Skip navigation

7.4.1.2. Spinal cord

Spinal cord

The spinal cord is a cord of nervous tissue that runs through the interior of the spinal column, also covered, like the brain, by the meningesThe central area of ​​the spinal cord is occupied by gray matter and is shaped like butterfly wings. The white matter is located on the outside. Inside the gray matter is the ependyma, a central canal that runs through it and contains cerebrospinal fluid.

The motor nerves leave the spinal cord and the sensory nerves arrive from most of the body, except for the head. It can generate responses without the need for brain intervention, reflex movements.

The functions of the spinal cord are:

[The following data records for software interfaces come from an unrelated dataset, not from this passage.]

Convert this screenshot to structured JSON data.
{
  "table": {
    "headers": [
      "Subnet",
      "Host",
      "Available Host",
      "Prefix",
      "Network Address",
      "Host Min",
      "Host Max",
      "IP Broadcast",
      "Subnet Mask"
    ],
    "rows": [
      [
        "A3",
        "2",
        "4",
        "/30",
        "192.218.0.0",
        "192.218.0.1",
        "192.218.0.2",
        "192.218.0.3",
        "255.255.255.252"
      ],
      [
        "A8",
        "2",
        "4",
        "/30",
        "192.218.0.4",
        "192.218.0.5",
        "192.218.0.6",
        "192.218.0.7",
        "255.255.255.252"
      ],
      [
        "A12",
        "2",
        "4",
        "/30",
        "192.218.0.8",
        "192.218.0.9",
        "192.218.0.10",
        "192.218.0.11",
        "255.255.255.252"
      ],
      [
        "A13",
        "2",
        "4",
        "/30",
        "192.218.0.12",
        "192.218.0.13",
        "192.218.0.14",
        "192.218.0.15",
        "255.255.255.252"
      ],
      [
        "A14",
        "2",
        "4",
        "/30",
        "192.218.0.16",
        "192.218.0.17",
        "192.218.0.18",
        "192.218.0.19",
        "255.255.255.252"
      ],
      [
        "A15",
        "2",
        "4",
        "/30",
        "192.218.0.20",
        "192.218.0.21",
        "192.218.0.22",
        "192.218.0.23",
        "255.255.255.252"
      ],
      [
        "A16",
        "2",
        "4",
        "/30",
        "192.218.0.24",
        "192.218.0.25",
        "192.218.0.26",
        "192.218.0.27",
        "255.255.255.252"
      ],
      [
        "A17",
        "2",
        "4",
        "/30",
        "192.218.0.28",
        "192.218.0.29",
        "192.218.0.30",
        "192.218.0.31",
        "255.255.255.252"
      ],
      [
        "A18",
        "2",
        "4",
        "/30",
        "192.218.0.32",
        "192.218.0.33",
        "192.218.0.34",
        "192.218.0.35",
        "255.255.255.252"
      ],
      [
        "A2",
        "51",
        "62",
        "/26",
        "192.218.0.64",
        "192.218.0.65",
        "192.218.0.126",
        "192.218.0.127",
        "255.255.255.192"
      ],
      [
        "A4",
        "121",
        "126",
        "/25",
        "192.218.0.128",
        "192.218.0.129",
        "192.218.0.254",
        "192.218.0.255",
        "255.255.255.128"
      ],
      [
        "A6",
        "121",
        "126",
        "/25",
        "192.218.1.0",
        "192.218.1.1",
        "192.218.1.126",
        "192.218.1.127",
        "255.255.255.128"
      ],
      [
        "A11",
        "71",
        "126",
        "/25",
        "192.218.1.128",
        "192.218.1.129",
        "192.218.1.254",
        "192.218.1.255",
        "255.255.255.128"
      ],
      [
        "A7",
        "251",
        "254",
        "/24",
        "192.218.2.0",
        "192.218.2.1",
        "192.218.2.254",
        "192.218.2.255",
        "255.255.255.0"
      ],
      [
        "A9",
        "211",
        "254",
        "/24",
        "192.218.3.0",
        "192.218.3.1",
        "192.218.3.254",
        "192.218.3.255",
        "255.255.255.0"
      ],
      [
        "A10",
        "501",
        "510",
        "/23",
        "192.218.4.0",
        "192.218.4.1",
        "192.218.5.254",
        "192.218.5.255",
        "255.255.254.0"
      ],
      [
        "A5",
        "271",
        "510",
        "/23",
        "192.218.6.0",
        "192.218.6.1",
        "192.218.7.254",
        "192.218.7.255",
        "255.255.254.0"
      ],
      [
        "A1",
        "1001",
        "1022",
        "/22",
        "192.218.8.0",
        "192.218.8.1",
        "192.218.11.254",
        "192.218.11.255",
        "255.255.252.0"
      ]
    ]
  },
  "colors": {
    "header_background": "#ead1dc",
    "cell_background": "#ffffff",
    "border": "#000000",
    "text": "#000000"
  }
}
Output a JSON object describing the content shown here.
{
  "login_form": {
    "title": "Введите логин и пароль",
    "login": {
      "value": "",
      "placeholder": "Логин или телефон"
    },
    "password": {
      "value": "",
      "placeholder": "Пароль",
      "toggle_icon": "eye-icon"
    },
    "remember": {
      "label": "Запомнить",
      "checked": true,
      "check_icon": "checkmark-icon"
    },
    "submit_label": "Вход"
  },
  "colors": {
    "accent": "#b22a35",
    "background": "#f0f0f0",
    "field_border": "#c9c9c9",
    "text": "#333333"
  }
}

  • To conduct the nerve impulses that arrive from the sense organs towards the brain, and to carry the elaborated responses in the brain to the effector organs.
  • Carrying out reflex acts. The spinal cord produces a reflex response to a stimulus without the participation of the brain.